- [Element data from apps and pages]

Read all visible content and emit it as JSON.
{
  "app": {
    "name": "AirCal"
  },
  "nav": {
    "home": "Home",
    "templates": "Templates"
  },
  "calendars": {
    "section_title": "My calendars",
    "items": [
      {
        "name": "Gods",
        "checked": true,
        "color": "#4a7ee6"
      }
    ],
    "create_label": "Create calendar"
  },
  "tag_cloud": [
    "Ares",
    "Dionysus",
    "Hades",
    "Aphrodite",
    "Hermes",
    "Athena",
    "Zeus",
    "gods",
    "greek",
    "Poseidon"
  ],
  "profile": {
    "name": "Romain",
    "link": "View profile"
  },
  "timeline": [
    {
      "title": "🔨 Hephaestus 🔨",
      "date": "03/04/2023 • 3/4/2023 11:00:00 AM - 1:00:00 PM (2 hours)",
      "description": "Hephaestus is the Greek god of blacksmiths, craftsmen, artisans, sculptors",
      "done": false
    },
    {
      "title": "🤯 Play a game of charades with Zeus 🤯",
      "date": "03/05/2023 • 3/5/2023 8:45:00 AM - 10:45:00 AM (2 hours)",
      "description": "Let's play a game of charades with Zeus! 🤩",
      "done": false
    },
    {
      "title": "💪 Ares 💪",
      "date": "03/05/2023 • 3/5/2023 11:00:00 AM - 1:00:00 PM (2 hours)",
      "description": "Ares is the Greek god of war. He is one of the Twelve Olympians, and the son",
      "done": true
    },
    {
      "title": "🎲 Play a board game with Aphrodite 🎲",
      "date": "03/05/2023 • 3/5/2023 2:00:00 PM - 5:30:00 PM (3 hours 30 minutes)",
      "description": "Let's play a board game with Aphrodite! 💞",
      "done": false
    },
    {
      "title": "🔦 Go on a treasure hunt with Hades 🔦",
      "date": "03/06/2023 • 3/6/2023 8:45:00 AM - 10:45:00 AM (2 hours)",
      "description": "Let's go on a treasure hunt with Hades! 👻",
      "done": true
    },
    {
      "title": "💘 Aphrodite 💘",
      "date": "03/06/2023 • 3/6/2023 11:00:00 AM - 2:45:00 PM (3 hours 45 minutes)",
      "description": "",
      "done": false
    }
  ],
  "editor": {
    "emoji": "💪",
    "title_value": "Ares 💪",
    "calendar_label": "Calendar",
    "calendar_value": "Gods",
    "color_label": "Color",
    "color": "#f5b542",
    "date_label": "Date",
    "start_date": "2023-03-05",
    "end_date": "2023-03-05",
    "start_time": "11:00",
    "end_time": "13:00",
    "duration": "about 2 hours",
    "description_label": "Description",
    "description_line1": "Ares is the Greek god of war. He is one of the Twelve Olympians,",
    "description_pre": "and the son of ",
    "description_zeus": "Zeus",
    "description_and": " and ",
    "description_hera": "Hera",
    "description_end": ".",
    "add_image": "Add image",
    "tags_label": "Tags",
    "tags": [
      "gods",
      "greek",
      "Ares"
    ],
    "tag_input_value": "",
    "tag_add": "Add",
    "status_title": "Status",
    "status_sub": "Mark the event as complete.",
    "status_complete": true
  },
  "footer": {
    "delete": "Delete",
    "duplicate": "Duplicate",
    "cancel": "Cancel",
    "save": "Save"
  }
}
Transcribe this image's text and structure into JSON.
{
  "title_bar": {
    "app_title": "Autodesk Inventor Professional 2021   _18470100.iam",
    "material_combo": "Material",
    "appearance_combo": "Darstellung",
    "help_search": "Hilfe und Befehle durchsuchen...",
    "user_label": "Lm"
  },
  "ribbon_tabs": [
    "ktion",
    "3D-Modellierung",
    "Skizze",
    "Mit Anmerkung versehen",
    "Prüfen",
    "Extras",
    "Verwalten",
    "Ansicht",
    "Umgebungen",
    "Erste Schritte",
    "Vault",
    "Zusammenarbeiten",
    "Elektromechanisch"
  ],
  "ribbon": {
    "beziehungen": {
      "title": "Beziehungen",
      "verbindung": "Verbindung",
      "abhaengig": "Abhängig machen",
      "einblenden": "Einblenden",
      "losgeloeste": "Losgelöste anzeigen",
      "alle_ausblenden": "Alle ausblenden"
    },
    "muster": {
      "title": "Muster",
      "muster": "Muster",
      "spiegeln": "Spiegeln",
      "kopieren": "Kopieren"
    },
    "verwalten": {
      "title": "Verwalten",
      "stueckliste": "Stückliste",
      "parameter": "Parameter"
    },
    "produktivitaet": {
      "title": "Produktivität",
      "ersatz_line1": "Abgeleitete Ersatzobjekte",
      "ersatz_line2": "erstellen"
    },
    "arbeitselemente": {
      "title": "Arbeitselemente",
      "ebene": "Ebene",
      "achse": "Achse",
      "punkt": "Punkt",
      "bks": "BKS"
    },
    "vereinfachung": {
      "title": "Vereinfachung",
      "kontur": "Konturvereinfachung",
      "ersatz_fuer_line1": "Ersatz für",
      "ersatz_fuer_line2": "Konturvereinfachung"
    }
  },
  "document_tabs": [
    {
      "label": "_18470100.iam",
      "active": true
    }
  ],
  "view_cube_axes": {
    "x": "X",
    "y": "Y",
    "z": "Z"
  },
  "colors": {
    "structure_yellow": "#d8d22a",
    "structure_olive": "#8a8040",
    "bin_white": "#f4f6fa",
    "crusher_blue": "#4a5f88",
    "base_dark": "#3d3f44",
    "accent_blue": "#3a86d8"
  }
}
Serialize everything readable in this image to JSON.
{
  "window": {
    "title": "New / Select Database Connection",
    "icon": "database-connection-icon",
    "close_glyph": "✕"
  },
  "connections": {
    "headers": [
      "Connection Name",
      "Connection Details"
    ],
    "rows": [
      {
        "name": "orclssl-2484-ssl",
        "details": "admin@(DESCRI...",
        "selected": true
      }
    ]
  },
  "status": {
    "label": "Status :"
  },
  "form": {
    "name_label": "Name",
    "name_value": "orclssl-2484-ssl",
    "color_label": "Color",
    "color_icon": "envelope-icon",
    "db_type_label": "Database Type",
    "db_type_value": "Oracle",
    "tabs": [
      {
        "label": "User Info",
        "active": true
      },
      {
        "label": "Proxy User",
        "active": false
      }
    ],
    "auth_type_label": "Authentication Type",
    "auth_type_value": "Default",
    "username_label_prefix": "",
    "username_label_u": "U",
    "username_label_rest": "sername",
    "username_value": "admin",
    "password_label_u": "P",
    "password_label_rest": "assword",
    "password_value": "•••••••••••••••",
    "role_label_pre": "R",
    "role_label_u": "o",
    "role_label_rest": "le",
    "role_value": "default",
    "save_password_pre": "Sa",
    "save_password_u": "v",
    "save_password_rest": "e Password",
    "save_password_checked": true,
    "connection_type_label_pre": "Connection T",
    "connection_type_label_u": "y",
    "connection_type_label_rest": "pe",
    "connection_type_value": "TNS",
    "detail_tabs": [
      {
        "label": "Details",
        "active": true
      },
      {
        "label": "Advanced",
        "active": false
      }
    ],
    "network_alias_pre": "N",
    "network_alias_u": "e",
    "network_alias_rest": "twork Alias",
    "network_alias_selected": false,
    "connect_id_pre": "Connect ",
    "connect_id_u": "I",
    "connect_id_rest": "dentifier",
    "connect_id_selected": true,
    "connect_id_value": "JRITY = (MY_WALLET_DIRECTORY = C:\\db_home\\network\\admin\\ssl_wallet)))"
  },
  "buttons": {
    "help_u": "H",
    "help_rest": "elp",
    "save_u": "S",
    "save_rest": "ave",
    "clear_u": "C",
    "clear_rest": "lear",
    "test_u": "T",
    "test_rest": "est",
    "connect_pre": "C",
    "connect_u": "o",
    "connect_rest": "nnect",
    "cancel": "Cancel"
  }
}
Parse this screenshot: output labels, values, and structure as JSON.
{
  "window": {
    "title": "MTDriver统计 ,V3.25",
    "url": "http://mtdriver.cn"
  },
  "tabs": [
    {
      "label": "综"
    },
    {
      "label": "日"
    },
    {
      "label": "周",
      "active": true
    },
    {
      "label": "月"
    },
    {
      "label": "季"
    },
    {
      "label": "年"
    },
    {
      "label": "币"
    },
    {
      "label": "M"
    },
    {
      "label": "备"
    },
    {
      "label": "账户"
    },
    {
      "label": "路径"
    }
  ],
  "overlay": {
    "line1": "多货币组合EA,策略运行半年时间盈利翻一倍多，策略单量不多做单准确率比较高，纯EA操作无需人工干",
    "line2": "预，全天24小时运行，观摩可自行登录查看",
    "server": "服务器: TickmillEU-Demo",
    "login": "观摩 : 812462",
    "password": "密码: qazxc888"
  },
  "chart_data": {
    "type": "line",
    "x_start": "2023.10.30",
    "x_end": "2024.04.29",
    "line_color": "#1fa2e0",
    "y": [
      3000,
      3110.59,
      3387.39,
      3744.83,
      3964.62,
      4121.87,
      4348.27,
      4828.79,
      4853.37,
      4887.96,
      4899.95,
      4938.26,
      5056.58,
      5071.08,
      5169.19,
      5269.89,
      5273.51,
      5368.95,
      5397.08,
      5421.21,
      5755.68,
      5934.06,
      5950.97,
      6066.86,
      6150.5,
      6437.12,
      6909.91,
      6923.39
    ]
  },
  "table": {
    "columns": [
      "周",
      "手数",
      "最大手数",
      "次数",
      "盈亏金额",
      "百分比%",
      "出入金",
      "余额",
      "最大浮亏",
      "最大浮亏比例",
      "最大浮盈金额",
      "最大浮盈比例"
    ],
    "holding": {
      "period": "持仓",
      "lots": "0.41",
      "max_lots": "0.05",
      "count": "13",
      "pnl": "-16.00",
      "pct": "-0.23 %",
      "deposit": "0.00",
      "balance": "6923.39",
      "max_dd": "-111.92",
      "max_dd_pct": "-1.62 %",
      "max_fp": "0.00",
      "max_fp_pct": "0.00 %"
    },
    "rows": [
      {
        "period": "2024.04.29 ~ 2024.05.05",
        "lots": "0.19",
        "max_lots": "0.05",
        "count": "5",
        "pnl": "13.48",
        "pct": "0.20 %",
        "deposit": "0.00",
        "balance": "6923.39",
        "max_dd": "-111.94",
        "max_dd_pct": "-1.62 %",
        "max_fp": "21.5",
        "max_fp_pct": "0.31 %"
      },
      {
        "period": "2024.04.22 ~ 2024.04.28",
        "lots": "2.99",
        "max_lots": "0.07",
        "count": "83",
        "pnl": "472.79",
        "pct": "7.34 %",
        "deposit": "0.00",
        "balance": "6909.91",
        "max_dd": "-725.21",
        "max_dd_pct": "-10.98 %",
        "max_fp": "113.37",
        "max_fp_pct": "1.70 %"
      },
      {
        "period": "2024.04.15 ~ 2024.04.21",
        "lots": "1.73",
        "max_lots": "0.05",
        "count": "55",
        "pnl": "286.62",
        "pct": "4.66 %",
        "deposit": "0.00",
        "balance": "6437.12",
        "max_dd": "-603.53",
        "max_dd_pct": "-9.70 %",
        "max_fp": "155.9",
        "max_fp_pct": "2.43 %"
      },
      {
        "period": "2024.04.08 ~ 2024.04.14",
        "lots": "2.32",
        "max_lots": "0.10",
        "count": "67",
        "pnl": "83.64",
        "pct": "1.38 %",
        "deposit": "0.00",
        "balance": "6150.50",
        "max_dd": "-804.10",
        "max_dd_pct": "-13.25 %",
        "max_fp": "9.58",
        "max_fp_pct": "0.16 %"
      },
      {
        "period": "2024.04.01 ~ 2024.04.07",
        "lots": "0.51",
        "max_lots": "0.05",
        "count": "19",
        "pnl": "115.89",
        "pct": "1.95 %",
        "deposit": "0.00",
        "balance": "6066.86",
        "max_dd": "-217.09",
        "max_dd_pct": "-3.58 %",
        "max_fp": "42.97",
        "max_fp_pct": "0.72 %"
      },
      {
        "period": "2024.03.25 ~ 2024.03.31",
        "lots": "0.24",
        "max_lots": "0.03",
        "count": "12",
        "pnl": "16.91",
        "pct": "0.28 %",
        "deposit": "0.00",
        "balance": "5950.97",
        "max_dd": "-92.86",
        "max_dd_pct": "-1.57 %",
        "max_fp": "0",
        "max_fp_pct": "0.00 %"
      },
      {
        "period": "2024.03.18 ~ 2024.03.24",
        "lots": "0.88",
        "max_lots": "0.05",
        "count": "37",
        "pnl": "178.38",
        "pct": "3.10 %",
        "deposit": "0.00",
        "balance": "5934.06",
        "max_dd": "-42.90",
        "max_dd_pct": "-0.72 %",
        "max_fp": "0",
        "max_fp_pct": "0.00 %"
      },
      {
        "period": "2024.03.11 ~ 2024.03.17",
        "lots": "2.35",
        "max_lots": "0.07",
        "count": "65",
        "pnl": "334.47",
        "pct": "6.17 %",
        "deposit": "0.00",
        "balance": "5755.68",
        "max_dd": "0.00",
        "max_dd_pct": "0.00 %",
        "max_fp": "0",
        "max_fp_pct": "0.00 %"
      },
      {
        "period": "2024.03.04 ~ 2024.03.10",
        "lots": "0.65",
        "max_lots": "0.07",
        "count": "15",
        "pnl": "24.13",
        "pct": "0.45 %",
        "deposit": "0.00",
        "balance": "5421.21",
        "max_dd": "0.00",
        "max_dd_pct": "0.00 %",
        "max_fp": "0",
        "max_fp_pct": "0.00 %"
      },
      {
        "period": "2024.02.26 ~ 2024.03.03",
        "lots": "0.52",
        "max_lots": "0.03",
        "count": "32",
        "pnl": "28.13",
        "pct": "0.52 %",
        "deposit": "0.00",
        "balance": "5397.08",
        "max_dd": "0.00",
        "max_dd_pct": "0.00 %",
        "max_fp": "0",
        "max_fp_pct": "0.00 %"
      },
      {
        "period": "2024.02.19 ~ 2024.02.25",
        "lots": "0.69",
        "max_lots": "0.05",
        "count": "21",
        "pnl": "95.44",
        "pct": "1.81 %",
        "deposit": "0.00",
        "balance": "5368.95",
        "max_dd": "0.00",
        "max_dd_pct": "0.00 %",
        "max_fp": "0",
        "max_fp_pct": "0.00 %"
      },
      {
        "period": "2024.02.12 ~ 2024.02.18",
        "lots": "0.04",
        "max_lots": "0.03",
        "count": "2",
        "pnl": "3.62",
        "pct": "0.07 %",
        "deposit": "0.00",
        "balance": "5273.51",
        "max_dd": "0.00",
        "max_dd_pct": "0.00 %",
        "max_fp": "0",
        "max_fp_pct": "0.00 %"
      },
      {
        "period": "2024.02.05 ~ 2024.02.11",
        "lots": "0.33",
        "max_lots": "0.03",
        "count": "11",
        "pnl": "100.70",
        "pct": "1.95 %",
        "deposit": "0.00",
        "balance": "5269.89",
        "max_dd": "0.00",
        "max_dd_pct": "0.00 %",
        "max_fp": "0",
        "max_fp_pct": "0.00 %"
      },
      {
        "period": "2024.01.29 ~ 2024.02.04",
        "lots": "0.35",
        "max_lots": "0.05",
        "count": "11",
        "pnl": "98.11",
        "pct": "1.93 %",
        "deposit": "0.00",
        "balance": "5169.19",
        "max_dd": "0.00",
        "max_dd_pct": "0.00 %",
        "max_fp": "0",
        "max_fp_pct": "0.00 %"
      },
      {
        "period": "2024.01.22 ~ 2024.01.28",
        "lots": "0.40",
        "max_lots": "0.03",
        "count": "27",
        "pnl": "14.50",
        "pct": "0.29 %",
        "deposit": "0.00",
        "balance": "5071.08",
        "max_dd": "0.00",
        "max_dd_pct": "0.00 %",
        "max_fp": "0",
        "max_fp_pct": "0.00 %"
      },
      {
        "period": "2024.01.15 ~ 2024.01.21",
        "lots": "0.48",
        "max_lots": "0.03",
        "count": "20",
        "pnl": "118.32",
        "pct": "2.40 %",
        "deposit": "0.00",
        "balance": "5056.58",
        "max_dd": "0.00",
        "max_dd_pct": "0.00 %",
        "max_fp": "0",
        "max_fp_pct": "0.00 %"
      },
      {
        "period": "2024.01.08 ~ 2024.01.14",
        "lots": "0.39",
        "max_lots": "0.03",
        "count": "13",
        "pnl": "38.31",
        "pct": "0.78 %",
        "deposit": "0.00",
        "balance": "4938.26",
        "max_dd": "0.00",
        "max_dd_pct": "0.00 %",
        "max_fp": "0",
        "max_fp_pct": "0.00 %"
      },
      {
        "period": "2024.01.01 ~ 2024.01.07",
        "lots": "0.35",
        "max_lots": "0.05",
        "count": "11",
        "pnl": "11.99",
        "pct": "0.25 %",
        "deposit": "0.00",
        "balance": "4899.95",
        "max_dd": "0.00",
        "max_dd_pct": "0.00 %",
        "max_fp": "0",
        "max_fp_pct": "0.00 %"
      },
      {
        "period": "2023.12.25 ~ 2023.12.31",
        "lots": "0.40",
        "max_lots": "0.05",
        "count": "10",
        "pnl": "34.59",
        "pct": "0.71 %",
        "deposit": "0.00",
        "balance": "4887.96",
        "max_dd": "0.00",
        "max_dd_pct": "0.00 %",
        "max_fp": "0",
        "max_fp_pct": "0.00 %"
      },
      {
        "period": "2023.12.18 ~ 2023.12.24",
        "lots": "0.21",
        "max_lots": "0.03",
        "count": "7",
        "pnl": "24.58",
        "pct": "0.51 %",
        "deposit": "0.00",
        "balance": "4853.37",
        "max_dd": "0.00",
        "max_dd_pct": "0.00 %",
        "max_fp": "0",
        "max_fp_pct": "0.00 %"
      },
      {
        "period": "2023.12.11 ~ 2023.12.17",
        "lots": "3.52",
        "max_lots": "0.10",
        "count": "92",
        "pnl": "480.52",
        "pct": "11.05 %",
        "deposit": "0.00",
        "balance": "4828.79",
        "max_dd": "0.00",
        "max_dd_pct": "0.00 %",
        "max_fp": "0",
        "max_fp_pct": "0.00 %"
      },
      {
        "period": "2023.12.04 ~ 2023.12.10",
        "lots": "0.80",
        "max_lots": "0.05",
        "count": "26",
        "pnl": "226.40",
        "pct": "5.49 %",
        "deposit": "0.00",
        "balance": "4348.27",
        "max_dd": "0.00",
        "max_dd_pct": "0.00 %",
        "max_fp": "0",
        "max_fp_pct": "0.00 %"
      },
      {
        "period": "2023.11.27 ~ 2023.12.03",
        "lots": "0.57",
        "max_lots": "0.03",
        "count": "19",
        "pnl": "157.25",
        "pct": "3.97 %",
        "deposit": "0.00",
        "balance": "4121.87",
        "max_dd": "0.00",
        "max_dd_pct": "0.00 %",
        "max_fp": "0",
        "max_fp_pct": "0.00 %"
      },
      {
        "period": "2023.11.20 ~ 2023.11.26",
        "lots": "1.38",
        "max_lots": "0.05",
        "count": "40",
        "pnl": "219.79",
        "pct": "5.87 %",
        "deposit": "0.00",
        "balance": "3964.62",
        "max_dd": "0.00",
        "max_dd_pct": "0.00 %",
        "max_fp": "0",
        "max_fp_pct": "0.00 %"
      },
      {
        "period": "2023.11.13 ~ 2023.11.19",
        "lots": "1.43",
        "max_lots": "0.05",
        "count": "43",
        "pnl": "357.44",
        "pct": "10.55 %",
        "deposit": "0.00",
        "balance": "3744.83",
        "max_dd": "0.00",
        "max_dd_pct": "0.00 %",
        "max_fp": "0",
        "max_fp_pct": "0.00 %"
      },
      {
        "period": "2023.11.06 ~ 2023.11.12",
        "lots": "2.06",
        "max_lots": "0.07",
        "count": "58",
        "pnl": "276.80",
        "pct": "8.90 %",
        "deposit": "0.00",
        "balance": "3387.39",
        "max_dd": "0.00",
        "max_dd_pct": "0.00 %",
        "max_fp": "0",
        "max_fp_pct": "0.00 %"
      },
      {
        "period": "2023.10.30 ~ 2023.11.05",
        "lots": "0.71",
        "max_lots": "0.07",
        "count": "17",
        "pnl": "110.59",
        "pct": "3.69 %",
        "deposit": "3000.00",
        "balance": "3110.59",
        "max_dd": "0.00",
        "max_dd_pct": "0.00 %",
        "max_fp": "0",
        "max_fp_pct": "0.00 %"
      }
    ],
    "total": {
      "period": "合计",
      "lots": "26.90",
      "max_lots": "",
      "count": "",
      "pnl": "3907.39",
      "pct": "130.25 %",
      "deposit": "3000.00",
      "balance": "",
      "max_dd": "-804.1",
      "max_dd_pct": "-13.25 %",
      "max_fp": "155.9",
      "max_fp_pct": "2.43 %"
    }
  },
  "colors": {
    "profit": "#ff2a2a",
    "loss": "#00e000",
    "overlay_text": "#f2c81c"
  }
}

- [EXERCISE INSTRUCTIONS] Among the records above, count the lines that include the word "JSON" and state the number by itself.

- [EXPECTED ANSWER] 4